- _PROBLEM TO WORK ON_: The records below are to be set down again exactly, with the pictures left out.

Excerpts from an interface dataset
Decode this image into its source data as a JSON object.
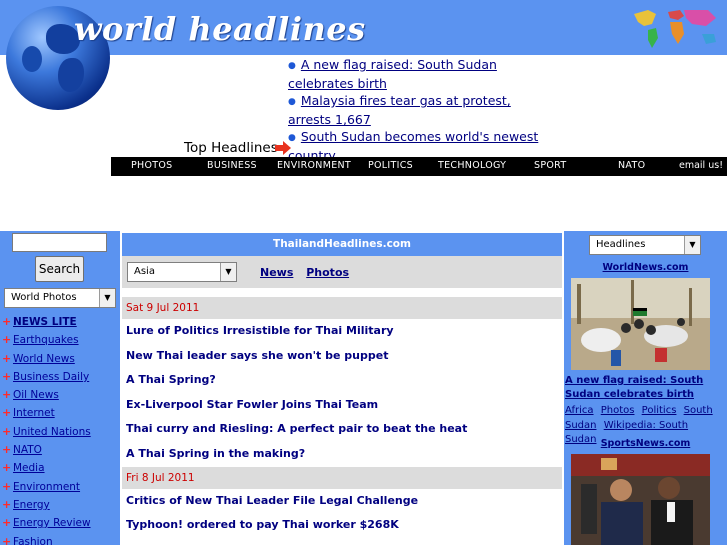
{
  "header": {
    "logo_text": "world headlines",
    "top_headlines_label": "Top Headlines",
    "headlines": [
      "A new flag raised: South Sudan celebrates birth",
      "Malaysia fires tear gas at protest, arrests 1,667",
      "South Sudan becomes world's newest country"
    ]
  },
  "nav": {
    "items": [
      "PHOTOS",
      "BUSINESS",
      "ENVIRONMENT",
      "POLITICS",
      "TECHNOLOGY",
      "SPORT",
      "NATO",
      "email us!"
    ]
  },
  "left": {
    "search_placeholder": "",
    "search_button": "Search",
    "select_value": "World Photos",
    "items": [
      {
        "label": "NEWS LITE",
        "bold": true
      },
      {
        "label": "Earthquakes"
      },
      {
        "label": "World News"
      },
      {
        "label": "Business Daily"
      },
      {
        "label": "Oil News"
      },
      {
        "label": "Internet"
      },
      {
        "label": "United Nations"
      },
      {
        "label": "NATO"
      },
      {
        "label": "Media"
      },
      {
        "label": "Environment"
      },
      {
        "label": "Energy"
      },
      {
        "label": "Energy Review"
      },
      {
        "label": "Fashion"
      }
    ],
    "bullet": "+"
  },
  "center": {
    "title": "ThailandHeadlines.com",
    "region_select": "Asia",
    "tabs": [
      "News",
      "Photos"
    ],
    "dates": [
      "Sat 9 Jul 2011",
      "Fri 8 Jul 2011"
    ],
    "news_group1": [
      "Lure of Politics Irresistible for Thai Military",
      "New Thai leader says she won't be puppet",
      "A Thai Spring?",
      "Ex-Liverpool Star Fowler Joins Thai Team",
      "Thai curry and Riesling: A perfect pair to beat the heat",
      "A Thai Spring in the making?"
    ],
    "news_group2": [
      "Critics of New Thai Leader File Legal Challenge",
      "Typhoon! ordered to pay Thai worker $268K"
    ]
  },
  "right": {
    "select_value": "Headlines",
    "site1": "WorldNews.com",
    "caption": "A new flag raised: South Sudan celebrates birth",
    "tags": [
      "Africa",
      "Photos",
      "Politics",
      "South Sudan",
      "Wikipedia: South Sudan"
    ],
    "site2": "SportsNews.com"
  },
  "colors": {
    "accent_blue": "#5b93f0",
    "link_navy": "#000080",
    "date_red": "#cc0000",
    "nav_black": "#000000"
  }
}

- _EXERCISE RESPONSE_:
Decode this image into its source data as a JSON object.
{
  "header": {
    "logo_text": "world headlines",
    "top_headlines_label": "Top Headlines",
    "headlines": [
      "A new flag raised: South Sudan celebrates birth",
      "Malaysia fires tear gas at protest, arrests 1,667",
      "South Sudan becomes world's newest country"
    ]
  },
  "nav": {
    "items": [
      "PHOTOS",
      "BUSINESS",
      "ENVIRONMENT",
      "POLITICS",
      "TECHNOLOGY",
      "SPORT",
      "NATO",
      "email us!"
    ]
  },
  "left": {
    "search_placeholder": "",
    "search_button": "Search",
    "select_value": "World Photos",
    "items": [
      {
        "label": "NEWS LITE",
        "bold": true
      },
      {
        "label": "Earthquakes"
      },
      {
        "label": "World News"
      },
      {
        "label": "Business Daily"
      },
      {
        "label": "Oil News"
      },
      {
        "label": "Internet"
      },
      {
        "label": "United Nations"
      },
      {
        "label": "NATO"
      },
      {
        "label": "Media"
      },
      {
        "label": "Environment"
      },
      {
        "label": "Energy"
      },
      {
        "label": "Energy Review"
      },
      {
        "label": "Fashion"
      }
    ],
    "bullet": "+"
  },
  "center": {
    "title": "ThailandHeadlines.com",
    "region_select": "Asia",
    "tabs": [
      "News",
      "Photos"
    ],
    "dates": [
      "Sat 9 Jul 2011",
      "Fri 8 Jul 2011"
    ],
    "news_group1": [
      "Lure of Politics Irresistible for Thai Military",
      "New Thai leader says she won't be puppet",
      "A Thai Spring?",
      "Ex-Liverpool Star Fowler Joins Thai Team",
      "Thai curry and Riesling: A perfect pair to beat the heat",
      "A Thai Spring in the making?"
    ],
    "news_group2": [
      "Critics of New Thai Leader File Legal Challenge",
      "Typhoon! ordered to pay Thai worker $268K"
    ]
  },
  "right": {
    "select_value": "Headlines",
    "site1": "WorldNews.com",
    "caption": "A new flag raised: South Sudan celebrates birth",
    "tags": [
      "Africa",
      "Photos",
      "Politics",
      "South Sudan",
      "Wikipedia: South Sudan"
    ],
    "site2": "SportsNews.com"
  },
  "colors": {
    "accent_blue": "#5b93f0",
    "link_navy": "#000080",
    "date_red": "#cc0000",
    "nav_black": "#000000"
  }
}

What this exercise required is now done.